» INSTRUCTIONS FOR THE TASK:
Each line of the listing below should be restated word for word.
——————
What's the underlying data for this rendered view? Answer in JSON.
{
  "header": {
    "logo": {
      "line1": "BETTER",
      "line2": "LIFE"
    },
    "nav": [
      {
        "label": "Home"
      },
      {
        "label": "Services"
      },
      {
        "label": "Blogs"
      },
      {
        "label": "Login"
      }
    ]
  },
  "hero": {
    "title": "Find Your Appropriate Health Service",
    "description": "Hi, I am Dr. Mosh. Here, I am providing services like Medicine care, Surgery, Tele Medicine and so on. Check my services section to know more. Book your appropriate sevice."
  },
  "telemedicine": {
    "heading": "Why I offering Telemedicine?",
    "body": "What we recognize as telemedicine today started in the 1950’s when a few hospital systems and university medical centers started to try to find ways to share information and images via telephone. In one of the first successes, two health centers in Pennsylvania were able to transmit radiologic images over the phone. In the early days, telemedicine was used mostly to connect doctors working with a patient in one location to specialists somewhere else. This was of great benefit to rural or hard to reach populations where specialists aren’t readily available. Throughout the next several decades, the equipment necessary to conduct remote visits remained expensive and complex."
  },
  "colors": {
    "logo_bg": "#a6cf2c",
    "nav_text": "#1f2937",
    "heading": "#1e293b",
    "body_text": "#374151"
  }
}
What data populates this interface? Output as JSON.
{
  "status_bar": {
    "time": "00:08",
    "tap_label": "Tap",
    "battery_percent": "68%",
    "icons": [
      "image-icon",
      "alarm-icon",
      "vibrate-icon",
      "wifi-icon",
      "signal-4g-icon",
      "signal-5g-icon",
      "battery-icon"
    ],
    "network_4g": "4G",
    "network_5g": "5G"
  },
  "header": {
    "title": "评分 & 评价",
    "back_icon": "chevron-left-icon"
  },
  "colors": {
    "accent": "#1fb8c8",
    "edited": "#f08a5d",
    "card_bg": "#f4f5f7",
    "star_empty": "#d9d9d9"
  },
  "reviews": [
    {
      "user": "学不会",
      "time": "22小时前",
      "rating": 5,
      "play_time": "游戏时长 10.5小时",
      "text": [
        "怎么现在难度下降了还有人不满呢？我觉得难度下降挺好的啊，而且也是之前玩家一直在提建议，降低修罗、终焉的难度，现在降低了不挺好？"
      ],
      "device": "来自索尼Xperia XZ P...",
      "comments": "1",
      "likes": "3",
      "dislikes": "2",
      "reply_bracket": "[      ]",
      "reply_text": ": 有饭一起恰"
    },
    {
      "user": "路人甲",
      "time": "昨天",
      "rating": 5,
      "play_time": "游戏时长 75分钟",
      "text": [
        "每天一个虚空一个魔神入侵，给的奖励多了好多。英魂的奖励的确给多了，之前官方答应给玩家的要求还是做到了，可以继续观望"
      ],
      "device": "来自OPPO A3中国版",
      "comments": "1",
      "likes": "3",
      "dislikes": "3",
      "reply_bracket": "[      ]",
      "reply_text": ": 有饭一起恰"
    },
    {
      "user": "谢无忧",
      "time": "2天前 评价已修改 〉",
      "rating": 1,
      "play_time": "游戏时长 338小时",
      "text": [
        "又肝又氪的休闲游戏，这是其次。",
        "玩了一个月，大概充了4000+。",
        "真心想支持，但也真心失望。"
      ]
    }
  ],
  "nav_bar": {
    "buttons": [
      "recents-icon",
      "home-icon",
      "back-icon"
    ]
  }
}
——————
» TASK SOLUTION:
What's the underlying data for this rendered view? Answer in JSON.
{
  "header": {
    "logo": {
      "line1": "BETTER",
      "line2": "LIFE"
    },
    "nav": [
      {
        "label": "Home"
      },
      {
        "label": "Services"
      },
      {
        "label": "Blogs"
      },
      {
        "label": "Login"
      }
    ]
  },
  "hero": {
    "title": "Find Your Appropriate Health Service",
    "description": "Hi, I am Dr. Mosh. Here, I am providing services like Medicine care, Surgery, Tele Medicine and so on. Check my services section to know more. Book your appropriate sevice."
  },
  "telemedicine": {
    "heading": "Why I offering Telemedicine?",
    "body": "What we recognize as telemedicine today started in the 1950’s when a few hospital systems and university medical centers started to try to find ways to share information and images via telephone. In one of the first successes, two health centers in Pennsylvania were able to transmit radiologic images over the phone. In the early days, telemedicine was used mostly to connect doctors working with a patient in one location to specialists somewhere else. This was of great benefit to rural or hard to reach populations where specialists aren’t readily available. Throughout the next several decades, the equipment necessary to conduct remote visits remained expensive and complex."
  },
  "colors": {
    "logo_bg": "#a6cf2c",
    "nav_text": "#1f2937",
    "heading": "#1e293b",
    "body_text": "#374151"
  }
}
What data populates this interface? Output as JSON.
{
  "status_bar": {
    "time": "00:08",
    "tap_label": "Tap",
    "battery_percent": "68%",
    "icons": [
      "image-icon",
      "alarm-icon",
      "vibrate-icon",
      "wifi-icon",
      "signal-4g-icon",
      "signal-5g-icon",
      "battery-icon"
    ],
    "network_4g": "4G",
    "network_5g": "5G"
  },
  "header": {
    "title": "评分 & 评价",
    "back_icon": "chevron-left-icon"
  },
  "colors": {
    "accent": "#1fb8c8",
    "edited": "#f08a5d",
    "card_bg": "#f4f5f7",
    "star_empty": "#d9d9d9"
  },
  "reviews": [
    {
      "user": "学不会",
      "time": "22小时前",
      "rating": 5,
      "play_time": "游戏时长 10.5小时",
      "text": [
        "怎么现在难度下降了还有人不满呢？我觉得难度下降挺好的啊，而且也是之前玩家一直在提建议，降低修罗、终焉的难度，现在降低了不挺好？"
      ],
      "device": "来自索尼Xperia XZ P...",
      "comments": "1",
      "likes": "3",
      "dislikes": "2",
      "reply_bracket": "[      ]",
      "reply_text": ": 有饭一起恰"
    },
    {
      "user": "路人甲",
      "time": "昨天",
      "rating": 5,
      "play_time": "游戏时长 75分钟",
      "text": [
        "每天一个虚空一个魔神入侵，给的奖励多了好多。英魂的奖励的确给多了，之前官方答应给玩家的要求还是做到了，可以继续观望"
      ],
      "device": "来自OPPO A3中国版",
      "comments": "1",
      "likes": "3",
      "dislikes": "3",
      "reply_bracket": "[      ]",
      "reply_text": ": 有饭一起恰"
    },
    {
      "user": "谢无忧",
      "time": "2天前 评价已修改 〉",
      "rating": 1,
      "play_time": "游戏时长 338小时",
      "text": [
        "又肝又氪的休闲游戏，这是其次。",
        "玩了一个月，大概充了4000+。",
        "真心想支持，但也真心失望。"
      ]
    }
  ],
  "nav_bar": {
    "buttons": [
      "recents-icon",
      "home-icon",
      "back-icon"
    ]
  }
}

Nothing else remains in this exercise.